Education Commission of the States: Homeschooling              Public Schools Database
                                                                  National Center for Education Statistics
Helping America’s Youth                                 
                                                                  Students Against Violence Everywhere
High School Hub: The Online Learning Center for High    
School Students                
InfoPlease Almanac: Sports                             TeenSpace: Internet Public Library for Teens
International Student Exchange and Study Abroad Resource          Includes sections on Sports, Entertainment, and Arts; Clubs and
Center                                                            Organizations; Money and Work; and Technology.
                                                                  U.S. Department of Education
Job Interview Strategies for Teens                                Especially for Students
Quintessential Careers                                  
                                                                  U.S. Department of Labor
Merlyn’s Pen: Fiction, Essays and Poems by America’s Teens        Youth and Labor: Resources for Young Workers
29624/search/true                                                 #doltopics
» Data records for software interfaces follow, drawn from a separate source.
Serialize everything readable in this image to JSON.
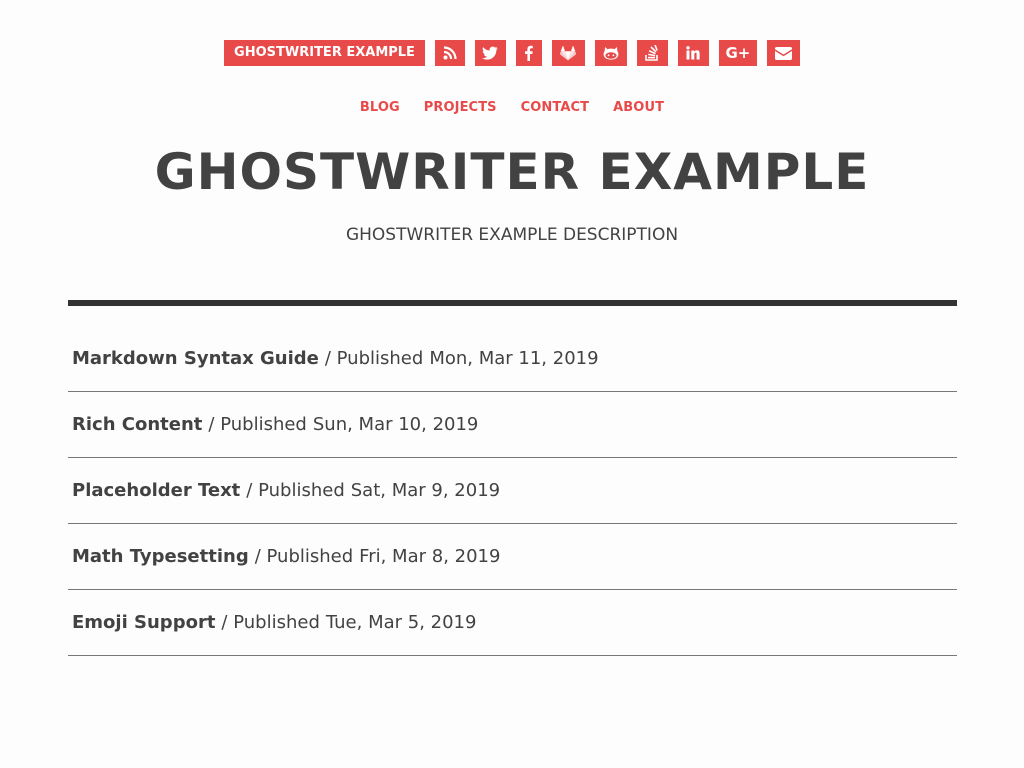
{
  "header": {
    "brand": "GHOSTWRITER EXAMPLE",
    "social": [
      {
        "name": "rss-icon"
      },
      {
        "name": "twitter-icon"
      },
      {
        "name": "facebook-icon"
      },
      {
        "name": "gitlab-icon"
      },
      {
        "name": "github-icon"
      },
      {
        "name": "stackoverflow-icon"
      },
      {
        "name": "linkedin-icon"
      },
      {
        "name": "google-plus-icon",
        "label": "G+"
      },
      {
        "name": "email-icon"
      }
    ]
  },
  "nav": {
    "items": [
      "BLOG",
      "PROJECTS",
      "CONTACT",
      "ABOUT"
    ]
  },
  "site": {
    "title": "GHOSTWRITER EXAMPLE",
    "description": "GHOSTWRITER EXAMPLE DESCRIPTION"
  },
  "posts": {
    "separator": "/ Published",
    "items": [
      {
        "title": "Markdown Syntax Guide",
        "date": "Mon, Mar 11, 2019"
      },
      {
        "title": "Rich Content",
        "date": "Sun, Mar 10, 2019"
      },
      {
        "title": "Placeholder Text",
        "date": "Sat, Mar 9, 2019"
      },
      {
        "title": "Math Typesetting",
        "date": "Fri, Mar 8, 2019"
      },
      {
        "title": "Emoji Support",
        "date": "Tue, Mar 5, 2019"
      }
    ]
  },
  "colors": {
    "accent": "#e84a4a",
    "text": "#424242",
    "rule": "#333333",
    "background": "#fdfdfd"
  }
}
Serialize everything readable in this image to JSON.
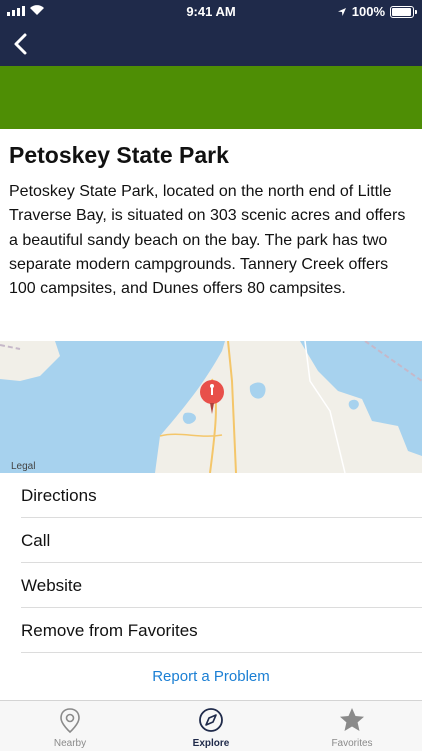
{
  "status_bar": {
    "time": "9:41 AM",
    "battery": "100%"
  },
  "colors": {
    "nav_background": "#1f2a4a",
    "hero_color": "#4e8e05",
    "link_color": "#1b7fd4"
  },
  "nav": {
    "back_icon": "chevron-left-icon"
  },
  "park": {
    "name": "Petoskey State Park",
    "description": "Petoskey State Park, located on the north end of Little Traverse Bay, is situated on 303 scenic acres and offers a beautiful sandy beach on the bay. The park has two separate modern campgrounds. Tannery Creek offers 100 campsites, and Dunes offers 80 campsites."
  },
  "map": {
    "legal_label": "Legal",
    "pin_icon": "map-pin-icon"
  },
  "actions": [
    {
      "label": "Directions"
    },
    {
      "label": "Call"
    },
    {
      "label": "Website"
    },
    {
      "label": "Remove from Favorites"
    }
  ],
  "report_label": "Report a Problem",
  "tabs": [
    {
      "label": "Nearby",
      "icon": "location-pin-icon",
      "active": false
    },
    {
      "label": "Explore",
      "icon": "compass-icon",
      "active": true
    },
    {
      "label": "Favorites",
      "icon": "star-icon",
      "active": false
    }
  ]
}
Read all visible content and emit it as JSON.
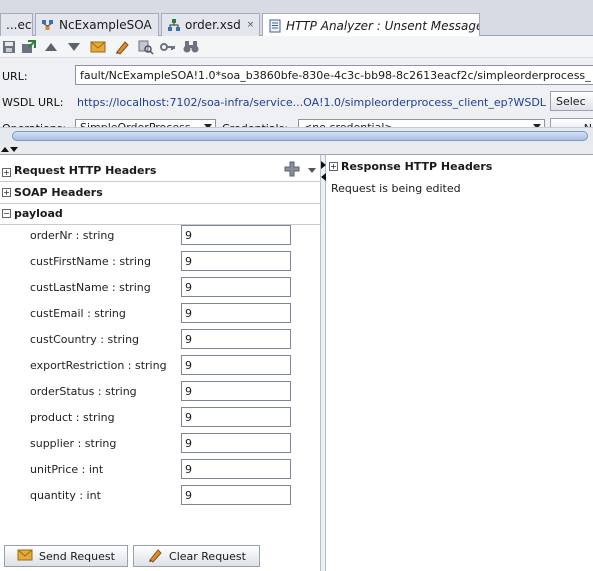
{
  "tabs": [
    {
      "label": "...ect",
      "icon": "close-icon"
    },
    {
      "label": "NcExampleSOA",
      "icon": "composite-icon"
    },
    {
      "label": "order.xsd",
      "icon": "schema-icon"
    },
    {
      "label": "HTTP Analyzer : Unsent Message",
      "icon": "document-icon",
      "active": true
    }
  ],
  "tab_close": "×",
  "toolbar": {
    "icons": [
      "save-icon",
      "export-icon",
      "up-arrow-icon",
      "down-arrow-icon",
      "envelope-icon",
      "edit-icon",
      "zoom-icon",
      "key-icon",
      "binoculars-icon"
    ]
  },
  "form": {
    "url_label": "URL:",
    "url_value": "fault/NcExampleSOA!1.0*soa_b3860bfe-830e-4c3c-bb98-8c2613eacf2c/simpleorderprocess_",
    "wsdl_label": "WSDL URL:",
    "wsdl_value": "https://localhost:7102/soa-infra/service...OA!1.0/simpleorderprocess_client_ep?WSDL",
    "select_label": "Selec",
    "operations_label": "Operations:",
    "operations_value": "SimpleOrderProcess",
    "credentials_label": "Credentials:",
    "credentials_value": "<no credential>",
    "partial_button": "N"
  },
  "left": {
    "request_headers": "Request HTTP Headers",
    "soap_headers": "SOAP Headers",
    "payload": "payload",
    "fields": [
      {
        "label": "orderNr : string",
        "value": "9"
      },
      {
        "label": "custFirstName : string",
        "value": "9"
      },
      {
        "label": "custLastName : string",
        "value": "9"
      },
      {
        "label": "custEmail : string",
        "value": "9"
      },
      {
        "label": "custCountry : string",
        "value": "9"
      },
      {
        "label": "exportRestriction : string",
        "value": "9"
      },
      {
        "label": "orderStatus : string",
        "value": "9"
      },
      {
        "label": "product : string",
        "value": "9"
      },
      {
        "label": "supplier : string",
        "value": "9"
      },
      {
        "label": "unitPrice : int",
        "value": "9"
      },
      {
        "label": "quantity : int",
        "value": "9"
      }
    ],
    "send_button": "Send Request",
    "clear_button": "Clear Request"
  },
  "right": {
    "response_headers": "Response HTTP Headers",
    "status": "Request is being edited"
  },
  "colors": {
    "link": "#1f3e99",
    "accent": "#7e98c4"
  }
}
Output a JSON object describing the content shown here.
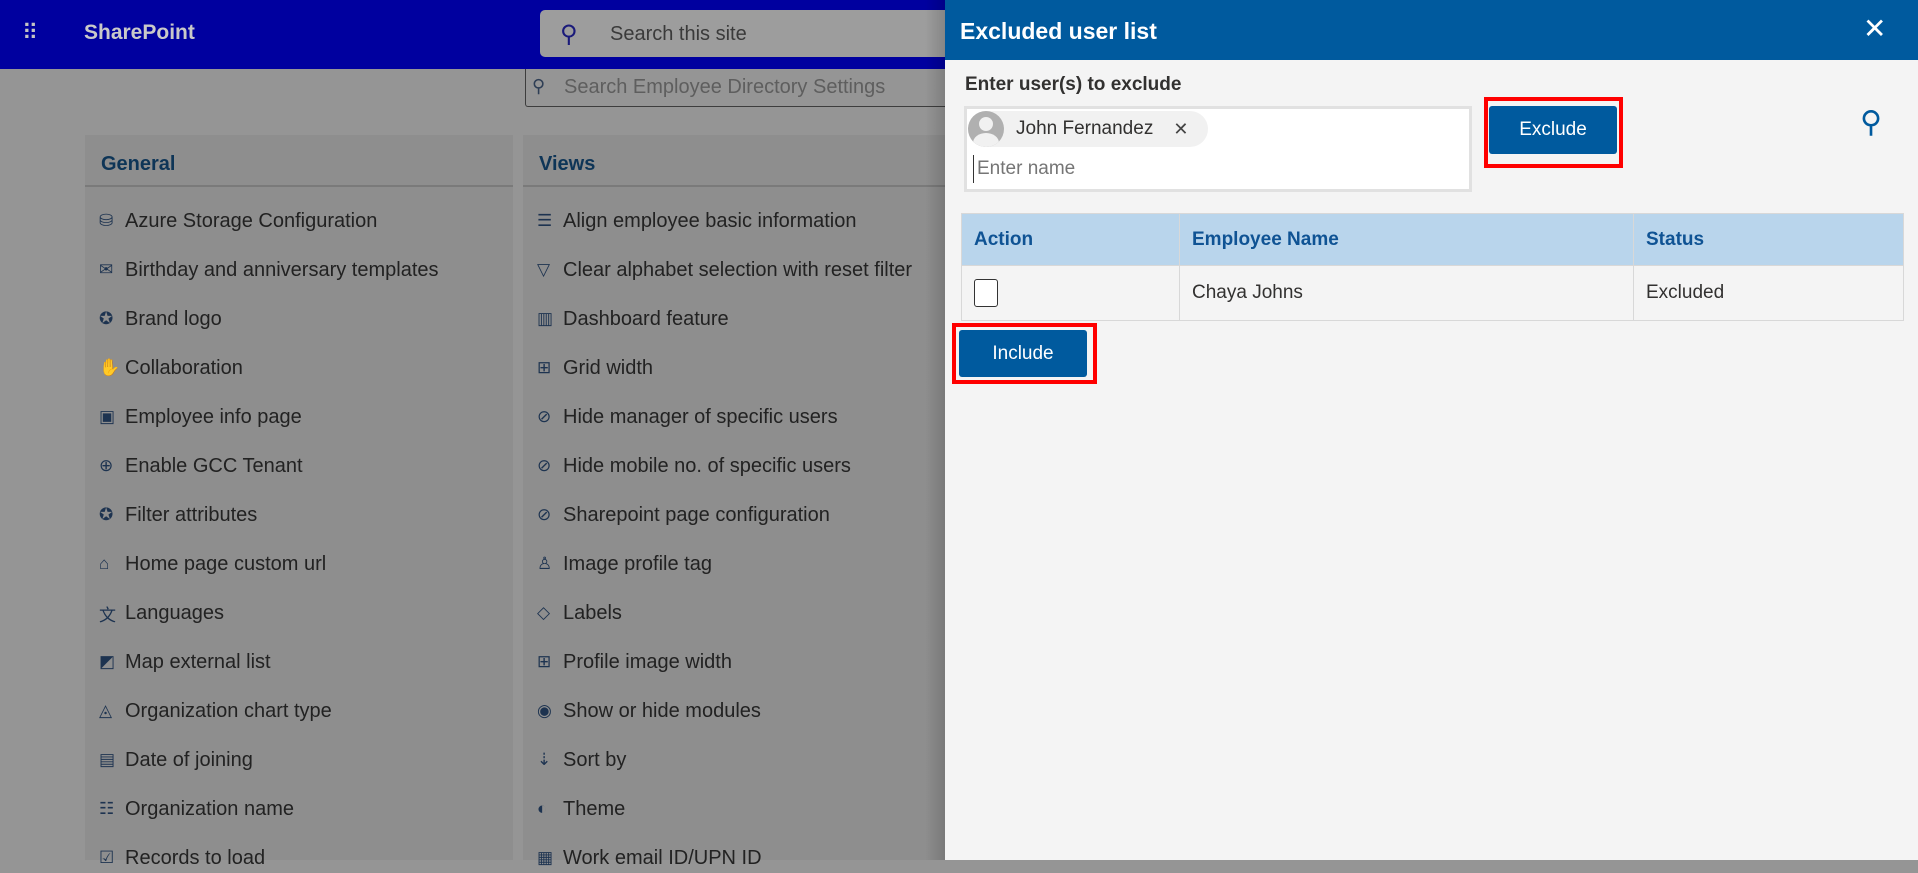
{
  "topbar": {
    "brand": "SharePoint",
    "site_search_placeholder": "Search this site",
    "waffle_icon": "waffle-icon",
    "search_icon": "search-icon"
  },
  "settings_search": {
    "placeholder": "Search Employee Directory Settings"
  },
  "general": {
    "title": "General",
    "items": [
      {
        "icon": "database-icon",
        "glyph": "⛁",
        "label": "Azure Storage Configuration"
      },
      {
        "icon": "template-icon",
        "glyph": "✉",
        "label": "Birthday and anniversary templates"
      },
      {
        "icon": "badge-icon",
        "glyph": "✪",
        "label": "Brand logo"
      },
      {
        "icon": "handshake-icon",
        "glyph": "✋",
        "label": "Collaboration"
      },
      {
        "icon": "person-page-icon",
        "glyph": "▣",
        "label": "Employee info page"
      },
      {
        "icon": "globe-icon",
        "glyph": "⊕",
        "label": "Enable GCC Tenant"
      },
      {
        "icon": "filter-badge-icon",
        "glyph": "✪",
        "label": "Filter attributes"
      },
      {
        "icon": "home-icon",
        "glyph": "⌂",
        "label": "Home page custom url"
      },
      {
        "icon": "translate-icon",
        "glyph": "文",
        "label": "Languages"
      },
      {
        "icon": "map-icon",
        "glyph": "◩",
        "label": "Map external list"
      },
      {
        "icon": "area-chart-icon",
        "glyph": "◬",
        "label": "Organization chart type"
      },
      {
        "icon": "calendar-clock-icon",
        "glyph": "▤",
        "label": "Date of joining"
      },
      {
        "icon": "org-chart-icon",
        "glyph": "☷",
        "label": "Organization name"
      },
      {
        "icon": "checkbox-icon",
        "glyph": "☑",
        "label": "Records to load"
      }
    ]
  },
  "views": {
    "title": "Views",
    "items": [
      {
        "icon": "align-icon",
        "glyph": "☰",
        "label": "Align employee basic information"
      },
      {
        "icon": "filter-icon",
        "glyph": "▽",
        "label": "Clear alphabet selection with reset filter"
      },
      {
        "icon": "bar-chart-icon",
        "glyph": "▥",
        "label": "Dashboard feature"
      },
      {
        "icon": "grid-icon",
        "glyph": "⊞",
        "label": "Grid width"
      },
      {
        "icon": "hide-icon",
        "glyph": "⊘",
        "label": "Hide manager of specific users"
      },
      {
        "icon": "hide-icon",
        "glyph": "⊘",
        "label": "Hide mobile no. of specific users"
      },
      {
        "icon": "hide-icon",
        "glyph": "⊘",
        "label": "Sharepoint page configuration"
      },
      {
        "icon": "person-tag-icon",
        "glyph": "♙",
        "label": "Image profile tag"
      },
      {
        "icon": "tag-icon",
        "glyph": "◇",
        "label": "Labels"
      },
      {
        "icon": "grid-icon",
        "glyph": "⊞",
        "label": "Profile image width"
      },
      {
        "icon": "eye-icon",
        "glyph": "◉",
        "label": "Show or hide modules"
      },
      {
        "icon": "sort-icon",
        "glyph": "⇣",
        "label": "Sort by"
      },
      {
        "icon": "palette-icon",
        "glyph": "◐",
        "label": "Theme"
      },
      {
        "icon": "mail-folder-icon",
        "glyph": "▦",
        "label": "Work email ID/UPN ID"
      }
    ]
  },
  "panel": {
    "title": "Excluded user list",
    "close_icon": "close-icon",
    "label": "Enter user(s) to exclude",
    "chip": {
      "name": "John Fernandez",
      "remove_icon": "close-icon"
    },
    "input_placeholder": "Enter name",
    "exclude_label": "Exclude",
    "include_label": "Include",
    "highlight_color": "#ff0000",
    "accent": "#005a9e",
    "table": {
      "headers": [
        "Action",
        "Employee Name",
        "Status"
      ],
      "rows": [
        {
          "checked": false,
          "name": "Chaya Johns",
          "status": "Excluded"
        }
      ]
    }
  }
}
National Association of Teachers of Singing, Inc.                 U.S. Department of State Bureau of Educational and                                               Cultural Affairs
                                                                  Youth Programs Division
National Home Education Network                         

eJOURNAL USA                                                 47                                   Society & Values / July 2005
U.S. International Football                                        Youth for Understanding USA                                

USA Roller Sports: Figure Skating                                  Youth Service America      
                                                                   Youth Radio
Voice of America                                         
America’s Global College Forum
Profiles of Foreign Students at U.S. Colleges        The U.S. Department of State assumes no responsibility for the
                                                                   content and availability of the resources listed above, all of which were
forum.cfm                                                          active as of July 2005.

Walt Whitman Archive

What Kids Can Do: Voices and Work from the Next

Society & Values / July 2005                                  48                                                              eJOURNAL USA
                NEW JOURNAL
                APPEARS EACH
                 IN DIFFERENT

To top